They will also be considering the key benefits of Microsoft, AWS, or Google partners in this process, as well as many of the traditional vendors who have been virtualising their own services like; Ribbon, AudioCodes, Oracle, Nokia, and Eriksson etc.
How will Azure for Operators impact the cloud communications industry?
It does appear that it will take some time for service providers to realise the value of deploying new services in Azure and for Microsoft to align its business to demonstrate clear value from Azure’s infrastructure, and possible integration into other Microsoft assets.
Azure for Operators could have an immediate impact on areas such as Global Voice Interconnect as the combination of Metaswitch and Azure’s global scale, impacts vendors and service providers in that field.
Interestingly, provision of voicemail was also shown as an initial use case.
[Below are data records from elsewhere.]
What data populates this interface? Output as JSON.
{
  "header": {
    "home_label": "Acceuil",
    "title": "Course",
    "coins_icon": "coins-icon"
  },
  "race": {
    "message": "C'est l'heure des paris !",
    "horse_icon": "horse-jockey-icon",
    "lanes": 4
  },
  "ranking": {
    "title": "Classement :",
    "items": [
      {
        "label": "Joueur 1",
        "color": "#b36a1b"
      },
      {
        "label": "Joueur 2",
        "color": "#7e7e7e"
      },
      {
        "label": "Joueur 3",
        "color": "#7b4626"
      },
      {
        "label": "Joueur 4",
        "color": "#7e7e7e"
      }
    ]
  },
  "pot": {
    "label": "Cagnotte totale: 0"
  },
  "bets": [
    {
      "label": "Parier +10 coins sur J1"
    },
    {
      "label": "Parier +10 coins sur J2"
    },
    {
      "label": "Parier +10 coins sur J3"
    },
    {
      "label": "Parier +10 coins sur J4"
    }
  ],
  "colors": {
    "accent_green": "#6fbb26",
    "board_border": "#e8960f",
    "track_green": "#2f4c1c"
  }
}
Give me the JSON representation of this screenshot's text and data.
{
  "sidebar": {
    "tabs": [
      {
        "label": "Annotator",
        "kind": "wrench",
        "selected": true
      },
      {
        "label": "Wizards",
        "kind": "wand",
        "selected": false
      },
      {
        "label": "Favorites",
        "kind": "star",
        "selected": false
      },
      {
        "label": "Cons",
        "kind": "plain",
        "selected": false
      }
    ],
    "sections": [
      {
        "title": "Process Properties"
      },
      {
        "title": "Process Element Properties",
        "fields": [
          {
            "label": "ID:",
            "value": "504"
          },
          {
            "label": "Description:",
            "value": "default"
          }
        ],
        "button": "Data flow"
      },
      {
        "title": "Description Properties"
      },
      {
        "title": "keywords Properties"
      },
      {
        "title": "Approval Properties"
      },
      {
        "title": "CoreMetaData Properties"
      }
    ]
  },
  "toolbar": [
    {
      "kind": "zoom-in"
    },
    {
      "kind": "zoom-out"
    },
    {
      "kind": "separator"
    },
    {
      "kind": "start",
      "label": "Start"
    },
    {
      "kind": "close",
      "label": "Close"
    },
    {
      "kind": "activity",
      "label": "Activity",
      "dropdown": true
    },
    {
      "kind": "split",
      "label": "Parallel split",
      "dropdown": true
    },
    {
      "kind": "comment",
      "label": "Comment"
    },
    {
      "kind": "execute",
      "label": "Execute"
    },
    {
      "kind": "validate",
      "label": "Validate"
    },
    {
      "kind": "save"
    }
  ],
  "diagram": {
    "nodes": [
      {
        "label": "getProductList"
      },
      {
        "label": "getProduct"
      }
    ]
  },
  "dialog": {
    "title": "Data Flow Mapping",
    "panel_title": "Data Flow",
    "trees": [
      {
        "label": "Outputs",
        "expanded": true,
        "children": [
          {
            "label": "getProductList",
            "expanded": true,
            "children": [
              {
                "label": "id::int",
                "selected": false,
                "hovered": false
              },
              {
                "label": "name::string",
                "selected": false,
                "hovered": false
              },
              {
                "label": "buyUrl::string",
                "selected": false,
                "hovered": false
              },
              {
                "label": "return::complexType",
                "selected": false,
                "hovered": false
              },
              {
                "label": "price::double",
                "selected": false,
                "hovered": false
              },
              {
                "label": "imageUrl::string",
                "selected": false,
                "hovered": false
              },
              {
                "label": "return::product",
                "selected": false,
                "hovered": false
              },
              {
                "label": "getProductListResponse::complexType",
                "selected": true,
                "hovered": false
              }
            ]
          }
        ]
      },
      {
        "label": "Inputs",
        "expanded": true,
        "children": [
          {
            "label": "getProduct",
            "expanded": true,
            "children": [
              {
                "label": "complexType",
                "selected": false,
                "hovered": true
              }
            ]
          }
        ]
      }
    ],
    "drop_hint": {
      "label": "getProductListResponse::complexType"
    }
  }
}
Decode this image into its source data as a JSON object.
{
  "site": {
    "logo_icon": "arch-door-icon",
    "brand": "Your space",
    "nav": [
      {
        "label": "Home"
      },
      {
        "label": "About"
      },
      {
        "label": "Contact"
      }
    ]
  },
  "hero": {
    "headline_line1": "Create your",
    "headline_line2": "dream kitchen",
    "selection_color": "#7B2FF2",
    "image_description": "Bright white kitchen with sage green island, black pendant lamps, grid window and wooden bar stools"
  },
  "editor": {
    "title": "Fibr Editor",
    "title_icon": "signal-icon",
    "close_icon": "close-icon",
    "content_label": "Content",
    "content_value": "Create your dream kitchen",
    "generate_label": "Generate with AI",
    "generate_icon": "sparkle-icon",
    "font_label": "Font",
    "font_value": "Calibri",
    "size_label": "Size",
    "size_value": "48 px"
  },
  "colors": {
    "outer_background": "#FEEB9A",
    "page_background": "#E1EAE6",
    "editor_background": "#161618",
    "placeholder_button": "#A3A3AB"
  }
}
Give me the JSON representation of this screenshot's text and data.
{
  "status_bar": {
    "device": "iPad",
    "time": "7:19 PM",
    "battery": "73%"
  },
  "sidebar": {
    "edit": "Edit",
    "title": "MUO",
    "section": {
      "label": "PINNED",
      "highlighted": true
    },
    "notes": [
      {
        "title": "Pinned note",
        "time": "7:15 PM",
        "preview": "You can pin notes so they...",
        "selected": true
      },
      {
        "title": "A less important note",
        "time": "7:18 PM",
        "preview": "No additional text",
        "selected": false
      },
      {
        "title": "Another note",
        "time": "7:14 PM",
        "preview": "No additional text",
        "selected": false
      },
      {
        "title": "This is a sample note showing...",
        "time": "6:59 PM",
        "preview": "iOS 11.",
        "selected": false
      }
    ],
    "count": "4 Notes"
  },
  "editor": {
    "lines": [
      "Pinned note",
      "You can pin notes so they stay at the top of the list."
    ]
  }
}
This is a product that causes service providers problems with supporting legacy services so cloudification in this area may provide compelling short term OPEX and CAPEX benefits.
As the service develops, Cavell Group will be looking at the commercial service models and any new use cases that show the benefit of integration with other Azure services before judging its overall impact. Be sure to follow our LinkedIn page for updates as they happen.
It is apparent immediately that some of the vendors and providers who are providing wholesale voice interconnect services are going to be affected.
What are the key considerations for service providers and operators?
Azure for Operators is currently a strategic affirmation and a new bundling of products together to highlight the services operators can receive from Microsoft.
There is a desire to build new product sets and integrate more of these products together – especially from the recent Affirmed Networks and Metaswitch acquisitions to build on the mutual capabilities.
Azure’s goal is to integrate as many workloads as it can under its banner. Operators are a key part of this as they include so many functions and systems under their banners.
Adoption of Azure for Operators could provide a mixed result.
Service providers and operators will lose traction in areas of development and technology that were seen as theirs traditionally, but arguably they were already struggling to keep pace in development with the latest technologies.
They will gain access to the large development teams working on new solutions hosted in Azure, both in-house at Microsoft from the Metaswitch and Affirmed Networks teams, but also from the broader Azure ecosystem.
End customers may also receive future benefits from further integrations with Azure, especially those customers using Microsoft 365 and Azure hosted solutions.
A final consideration will be the margin that service providers can generate currently and how that changes in this model.
Several service providers have depreciated assets in the delivery of certain services alongside the rising OPEX costs to support legacy environments.
This will be a crucial calculation when exploring the viability of Azure for Operators.